Here are five facts about American cockroaches:
- Size and Appearance: American cockroaches (Periplaneta americana) are one of the largest cockroach species. Adult American cockroaches typically range from 1.4 to 1.6 inches in length. They are reddish-brown in color and have a distinctive, elongated oval shape.
- Habitat: These cockroaches are commonly found in warm and damp environments. They are often associated with areas such as basements, sewers, and dark, humid spaces. Despite their name, they are not exclusive to America; they are found in many parts of the world.
- Diet: American cockroaches are omnivores and can consume a wide variety of foods. They are known to eat decaying organic matter, as well as starchy and sugary substances. In urban environments, they may feed on human food, crumbs, and garbage.
- Lifecycle: American cockroaches undergo incomplete metamorphosis, with three life stages: egg, nymph, and adult. Nymphs resemble adults but are smaller and lack wings. They molt several times before reaching maturity. The entire lifecycle can take anywhere from six months to over a year.
- Flight Capability: American cockroaches are capable of flight, although they are more commonly known for their rapid crawling. They have well-developed wings and can cover short distances by flying, especially in warm, humid conditions. Flight is often used as a means of escaping danger or finding a new location.
How do cockroaches get into homes?
Cockroaches possess a remarkable ability to infiltrate homes through various entry points. Commonly, these resilient pests exploit structural vulnerabilities, gaining access through cracks and openings in walls, windows, doors, and foundations. Additionally, poorly sealed doors and windows offer convenient pathways for cockroach ingress. The insects may navigate through gaps in weather stripping or enter homes through open doors and windows. Sewer and drainage systems also serve as potential conduits, allowing cockroaches to traverse plumbing and sewer pipes.

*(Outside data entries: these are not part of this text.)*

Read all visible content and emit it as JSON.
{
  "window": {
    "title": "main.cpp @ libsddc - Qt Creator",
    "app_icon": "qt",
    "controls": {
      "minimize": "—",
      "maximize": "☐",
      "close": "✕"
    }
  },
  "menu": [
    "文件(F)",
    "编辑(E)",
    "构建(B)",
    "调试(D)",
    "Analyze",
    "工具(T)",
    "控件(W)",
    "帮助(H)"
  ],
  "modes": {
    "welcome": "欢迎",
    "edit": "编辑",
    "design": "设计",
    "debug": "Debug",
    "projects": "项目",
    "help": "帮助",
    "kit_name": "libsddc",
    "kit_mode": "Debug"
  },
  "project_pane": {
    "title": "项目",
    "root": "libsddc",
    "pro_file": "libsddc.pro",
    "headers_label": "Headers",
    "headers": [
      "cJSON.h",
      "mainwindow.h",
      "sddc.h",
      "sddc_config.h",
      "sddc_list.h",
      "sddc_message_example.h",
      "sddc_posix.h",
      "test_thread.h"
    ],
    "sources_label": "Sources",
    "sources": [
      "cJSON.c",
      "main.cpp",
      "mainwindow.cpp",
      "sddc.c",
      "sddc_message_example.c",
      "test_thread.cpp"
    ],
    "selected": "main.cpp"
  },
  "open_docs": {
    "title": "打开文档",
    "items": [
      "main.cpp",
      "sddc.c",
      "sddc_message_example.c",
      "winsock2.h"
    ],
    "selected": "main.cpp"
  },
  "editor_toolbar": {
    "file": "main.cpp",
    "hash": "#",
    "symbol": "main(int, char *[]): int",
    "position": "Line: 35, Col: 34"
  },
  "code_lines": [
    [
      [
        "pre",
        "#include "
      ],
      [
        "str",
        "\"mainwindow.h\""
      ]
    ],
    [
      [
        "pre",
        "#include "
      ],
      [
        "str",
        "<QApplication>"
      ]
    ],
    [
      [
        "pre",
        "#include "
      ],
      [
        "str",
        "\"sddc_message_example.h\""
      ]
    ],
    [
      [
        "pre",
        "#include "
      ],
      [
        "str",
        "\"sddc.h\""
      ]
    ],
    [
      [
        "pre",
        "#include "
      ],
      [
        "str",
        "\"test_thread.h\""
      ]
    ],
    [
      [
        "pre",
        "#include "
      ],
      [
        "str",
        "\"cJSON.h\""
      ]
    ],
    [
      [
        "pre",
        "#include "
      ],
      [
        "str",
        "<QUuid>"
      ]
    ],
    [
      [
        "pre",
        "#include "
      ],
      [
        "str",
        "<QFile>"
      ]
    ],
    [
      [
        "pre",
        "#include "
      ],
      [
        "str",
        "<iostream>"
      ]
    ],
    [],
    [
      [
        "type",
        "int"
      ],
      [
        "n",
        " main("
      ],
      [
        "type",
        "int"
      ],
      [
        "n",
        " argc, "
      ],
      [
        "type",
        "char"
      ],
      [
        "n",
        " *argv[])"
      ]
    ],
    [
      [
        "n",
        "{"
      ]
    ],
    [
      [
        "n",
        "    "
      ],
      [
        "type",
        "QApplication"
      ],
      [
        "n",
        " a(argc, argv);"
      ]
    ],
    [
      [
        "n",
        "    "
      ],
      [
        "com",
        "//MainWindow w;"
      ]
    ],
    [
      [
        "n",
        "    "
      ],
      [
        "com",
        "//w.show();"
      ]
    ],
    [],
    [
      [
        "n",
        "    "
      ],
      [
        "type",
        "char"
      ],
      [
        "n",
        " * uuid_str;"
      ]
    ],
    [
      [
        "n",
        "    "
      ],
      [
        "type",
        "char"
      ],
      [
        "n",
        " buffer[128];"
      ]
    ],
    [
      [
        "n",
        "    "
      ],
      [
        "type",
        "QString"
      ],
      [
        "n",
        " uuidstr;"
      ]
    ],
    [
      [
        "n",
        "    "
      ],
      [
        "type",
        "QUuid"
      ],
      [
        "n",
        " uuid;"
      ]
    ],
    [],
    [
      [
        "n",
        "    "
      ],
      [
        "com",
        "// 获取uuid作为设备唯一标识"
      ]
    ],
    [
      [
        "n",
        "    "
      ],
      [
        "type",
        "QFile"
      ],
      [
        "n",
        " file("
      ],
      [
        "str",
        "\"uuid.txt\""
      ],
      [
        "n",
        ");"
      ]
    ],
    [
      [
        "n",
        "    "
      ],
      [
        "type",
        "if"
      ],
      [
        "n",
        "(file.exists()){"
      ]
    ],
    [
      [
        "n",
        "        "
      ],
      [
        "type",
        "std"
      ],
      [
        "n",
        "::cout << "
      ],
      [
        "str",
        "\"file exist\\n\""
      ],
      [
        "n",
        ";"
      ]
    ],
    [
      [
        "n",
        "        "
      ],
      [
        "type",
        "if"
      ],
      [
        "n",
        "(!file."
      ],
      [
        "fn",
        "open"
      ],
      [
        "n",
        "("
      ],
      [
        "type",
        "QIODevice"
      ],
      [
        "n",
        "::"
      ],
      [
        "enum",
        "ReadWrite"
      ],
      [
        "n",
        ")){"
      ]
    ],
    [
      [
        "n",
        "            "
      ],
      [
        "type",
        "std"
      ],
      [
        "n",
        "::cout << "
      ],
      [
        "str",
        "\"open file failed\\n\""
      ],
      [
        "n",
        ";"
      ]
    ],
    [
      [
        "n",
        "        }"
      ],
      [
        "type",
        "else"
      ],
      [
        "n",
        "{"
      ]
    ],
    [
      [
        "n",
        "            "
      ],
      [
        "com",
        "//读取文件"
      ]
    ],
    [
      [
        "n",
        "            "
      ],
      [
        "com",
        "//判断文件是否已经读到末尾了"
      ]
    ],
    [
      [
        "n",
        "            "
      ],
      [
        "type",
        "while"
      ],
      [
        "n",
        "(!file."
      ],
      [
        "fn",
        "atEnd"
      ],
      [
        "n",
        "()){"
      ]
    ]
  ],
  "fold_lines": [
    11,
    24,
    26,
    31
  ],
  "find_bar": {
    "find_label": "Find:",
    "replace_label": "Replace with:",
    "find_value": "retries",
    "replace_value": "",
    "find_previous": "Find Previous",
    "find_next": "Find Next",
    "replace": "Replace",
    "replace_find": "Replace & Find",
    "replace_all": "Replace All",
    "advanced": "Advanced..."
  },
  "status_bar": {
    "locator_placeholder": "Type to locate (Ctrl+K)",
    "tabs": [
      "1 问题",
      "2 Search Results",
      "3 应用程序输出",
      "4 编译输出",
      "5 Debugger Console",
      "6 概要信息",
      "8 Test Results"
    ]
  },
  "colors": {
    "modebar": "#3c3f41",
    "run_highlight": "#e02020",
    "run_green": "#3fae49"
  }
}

Moreover, cockroaches can be inadvertently transported into homes via infested items such as bags, boxes, or used furniture. Infestations can further propagate through shared walls, pipes, or interconnected spaces, with cockroaches migrating from neighboring homes or buildings. To mitigate the risk of infestation, homeowners are advised to maintain meticulous cleanliness, seal potential entry points, and address any structural vulnerabilities, thereby creating an inhospitable environment for these adaptable pests. Regular inspection and cleaning of groceries, proper storage of food, and prompt elimination of standing water are additional measures that contribute to an effective pest prevention strategy.